The North Carolina-based Kilo Company, 3rd Battalion, 8th Marines, will test drones, robots and other high-tech equipment at Muscatatuck Urban Training Center near Butlerville, Indiana, in August.
They'll spend weeks weaving through underground tunnels and simulating fires in a mock packed downtown city center. They'll also face off against their peers, who will be equipped with off-the-shelf drones and other gadgets the enemy is now easily able to bring to the fight.
It's the start of a four-year effort, known as Project Metropolis, that leaders say will transform the way Marines train for urban battles. The effort is being led by the Marine Corps Warfighting Laboratory, based in Quantico, Virginia. It comes after service leaders identified a troubling problem following nearly two decades of war in the Middle East: adversaries have been studying their tactics and weaknesses, and now they know how to exploit them.
WASHINGTON/RIYADH (Reuters) - President Donald Trump imposed new U.S. sanctions onIran on Monday following Tehran's downing of an unmanned American drone and said the measures would target Iranian Supreme Leader Ayatollah Ali Khamenei.
Trump told reporters he was signing an executive order for the sanctions amid tensions between the United States and Iran that have grown since May, when Washington ordered all countries to halt imports of Iranian oil.
Trump also said the sanctions would have been imposed regardless of the incident over the drone. He said the supreme leaders was ultimately responsible for what Trump called "the hostile conduct of the regime."
"Sanctions imposed through the executive order ... will deny the Supreme Leader and the Supreme Leader's office, and those closely affiliated with him and the office, access to key financial resources and support," Trump said.

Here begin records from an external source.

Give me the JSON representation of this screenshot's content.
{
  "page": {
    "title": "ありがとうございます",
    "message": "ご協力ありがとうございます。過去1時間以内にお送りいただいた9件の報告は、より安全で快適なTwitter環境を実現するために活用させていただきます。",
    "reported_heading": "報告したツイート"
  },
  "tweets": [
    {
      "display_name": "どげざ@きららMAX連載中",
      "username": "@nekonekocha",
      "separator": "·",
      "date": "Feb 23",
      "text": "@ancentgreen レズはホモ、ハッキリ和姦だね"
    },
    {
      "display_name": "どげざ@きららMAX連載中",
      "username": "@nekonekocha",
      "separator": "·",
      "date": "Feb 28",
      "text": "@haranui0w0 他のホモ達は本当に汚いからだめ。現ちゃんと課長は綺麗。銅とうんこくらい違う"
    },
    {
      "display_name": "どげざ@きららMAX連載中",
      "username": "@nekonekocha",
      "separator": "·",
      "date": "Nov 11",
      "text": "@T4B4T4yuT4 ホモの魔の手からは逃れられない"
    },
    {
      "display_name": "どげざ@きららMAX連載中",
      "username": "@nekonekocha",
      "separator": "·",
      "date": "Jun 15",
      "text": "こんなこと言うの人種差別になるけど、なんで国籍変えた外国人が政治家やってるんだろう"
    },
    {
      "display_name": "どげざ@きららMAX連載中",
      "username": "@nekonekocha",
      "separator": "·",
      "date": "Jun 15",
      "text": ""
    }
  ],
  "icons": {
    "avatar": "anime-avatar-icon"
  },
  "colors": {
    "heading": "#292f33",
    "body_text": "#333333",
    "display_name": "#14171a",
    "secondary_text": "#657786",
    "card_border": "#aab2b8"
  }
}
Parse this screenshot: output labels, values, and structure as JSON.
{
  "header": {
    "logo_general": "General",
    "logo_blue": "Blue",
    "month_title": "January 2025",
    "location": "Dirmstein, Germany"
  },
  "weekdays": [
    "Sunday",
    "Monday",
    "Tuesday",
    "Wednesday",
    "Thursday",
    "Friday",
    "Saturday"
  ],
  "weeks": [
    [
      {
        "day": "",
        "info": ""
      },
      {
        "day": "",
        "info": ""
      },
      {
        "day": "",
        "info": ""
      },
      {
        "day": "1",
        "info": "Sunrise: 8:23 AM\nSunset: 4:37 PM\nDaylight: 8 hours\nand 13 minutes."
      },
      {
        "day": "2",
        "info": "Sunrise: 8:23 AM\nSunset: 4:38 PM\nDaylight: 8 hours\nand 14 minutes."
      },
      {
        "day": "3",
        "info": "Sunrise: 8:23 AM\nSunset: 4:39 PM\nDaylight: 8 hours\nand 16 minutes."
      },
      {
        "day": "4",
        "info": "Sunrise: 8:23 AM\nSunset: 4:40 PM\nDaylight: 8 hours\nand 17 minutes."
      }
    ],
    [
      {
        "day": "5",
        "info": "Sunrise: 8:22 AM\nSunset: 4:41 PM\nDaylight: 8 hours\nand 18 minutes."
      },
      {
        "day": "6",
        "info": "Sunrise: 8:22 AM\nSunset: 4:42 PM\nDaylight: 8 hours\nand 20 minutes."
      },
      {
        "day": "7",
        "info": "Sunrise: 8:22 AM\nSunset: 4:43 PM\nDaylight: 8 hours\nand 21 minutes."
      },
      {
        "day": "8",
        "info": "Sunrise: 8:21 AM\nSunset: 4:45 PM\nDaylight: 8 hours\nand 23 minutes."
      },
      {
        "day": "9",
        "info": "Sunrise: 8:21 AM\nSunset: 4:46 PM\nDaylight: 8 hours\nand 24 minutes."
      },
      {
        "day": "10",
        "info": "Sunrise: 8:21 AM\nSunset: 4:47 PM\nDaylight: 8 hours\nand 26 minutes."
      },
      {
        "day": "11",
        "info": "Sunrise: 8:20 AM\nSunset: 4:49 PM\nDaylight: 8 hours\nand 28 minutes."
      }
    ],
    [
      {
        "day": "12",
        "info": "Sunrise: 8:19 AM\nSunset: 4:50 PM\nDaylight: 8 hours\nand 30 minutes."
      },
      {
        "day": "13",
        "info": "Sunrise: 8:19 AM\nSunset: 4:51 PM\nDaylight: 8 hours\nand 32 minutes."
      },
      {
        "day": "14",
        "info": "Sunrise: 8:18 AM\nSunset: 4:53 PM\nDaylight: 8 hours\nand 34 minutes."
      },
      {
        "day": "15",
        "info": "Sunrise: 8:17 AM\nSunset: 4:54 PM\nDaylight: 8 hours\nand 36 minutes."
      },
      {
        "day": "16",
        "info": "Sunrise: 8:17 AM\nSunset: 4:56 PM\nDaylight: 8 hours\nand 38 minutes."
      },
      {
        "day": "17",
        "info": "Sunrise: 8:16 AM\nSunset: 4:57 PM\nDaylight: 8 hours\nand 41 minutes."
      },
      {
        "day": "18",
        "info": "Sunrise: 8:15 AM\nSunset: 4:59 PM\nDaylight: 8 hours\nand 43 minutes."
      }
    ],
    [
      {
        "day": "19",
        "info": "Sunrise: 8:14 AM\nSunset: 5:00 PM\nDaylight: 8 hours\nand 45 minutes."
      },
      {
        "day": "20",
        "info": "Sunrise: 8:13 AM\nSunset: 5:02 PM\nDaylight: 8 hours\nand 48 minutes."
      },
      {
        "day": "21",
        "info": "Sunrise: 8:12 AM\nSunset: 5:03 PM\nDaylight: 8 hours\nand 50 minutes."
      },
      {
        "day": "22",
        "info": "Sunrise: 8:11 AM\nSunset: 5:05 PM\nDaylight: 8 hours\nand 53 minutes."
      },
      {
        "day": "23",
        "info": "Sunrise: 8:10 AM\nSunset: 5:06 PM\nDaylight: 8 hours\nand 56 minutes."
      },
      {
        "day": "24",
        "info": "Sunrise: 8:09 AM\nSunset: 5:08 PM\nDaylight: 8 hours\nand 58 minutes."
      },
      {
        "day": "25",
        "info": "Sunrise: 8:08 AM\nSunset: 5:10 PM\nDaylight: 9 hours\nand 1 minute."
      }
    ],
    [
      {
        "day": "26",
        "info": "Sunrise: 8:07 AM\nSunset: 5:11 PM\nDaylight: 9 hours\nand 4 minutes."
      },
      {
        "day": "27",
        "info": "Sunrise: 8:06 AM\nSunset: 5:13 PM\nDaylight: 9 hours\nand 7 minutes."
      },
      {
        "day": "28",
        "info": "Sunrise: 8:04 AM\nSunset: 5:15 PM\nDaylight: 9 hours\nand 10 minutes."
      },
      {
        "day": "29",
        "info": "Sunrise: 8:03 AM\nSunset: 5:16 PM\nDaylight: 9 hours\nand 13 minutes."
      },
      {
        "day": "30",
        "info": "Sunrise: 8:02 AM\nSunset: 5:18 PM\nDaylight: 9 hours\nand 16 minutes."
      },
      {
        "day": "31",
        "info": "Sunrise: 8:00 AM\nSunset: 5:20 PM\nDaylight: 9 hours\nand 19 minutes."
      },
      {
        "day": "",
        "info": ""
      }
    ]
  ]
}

While it can be difficult to peg down just how star-spangled a state is, one indicator is the rate at which citizens enlist in the military, especially during the United States' longest period of sustained conflict. At least, that's the thinking behind WalletHub's new study, 2019's Most Patriotic States in America.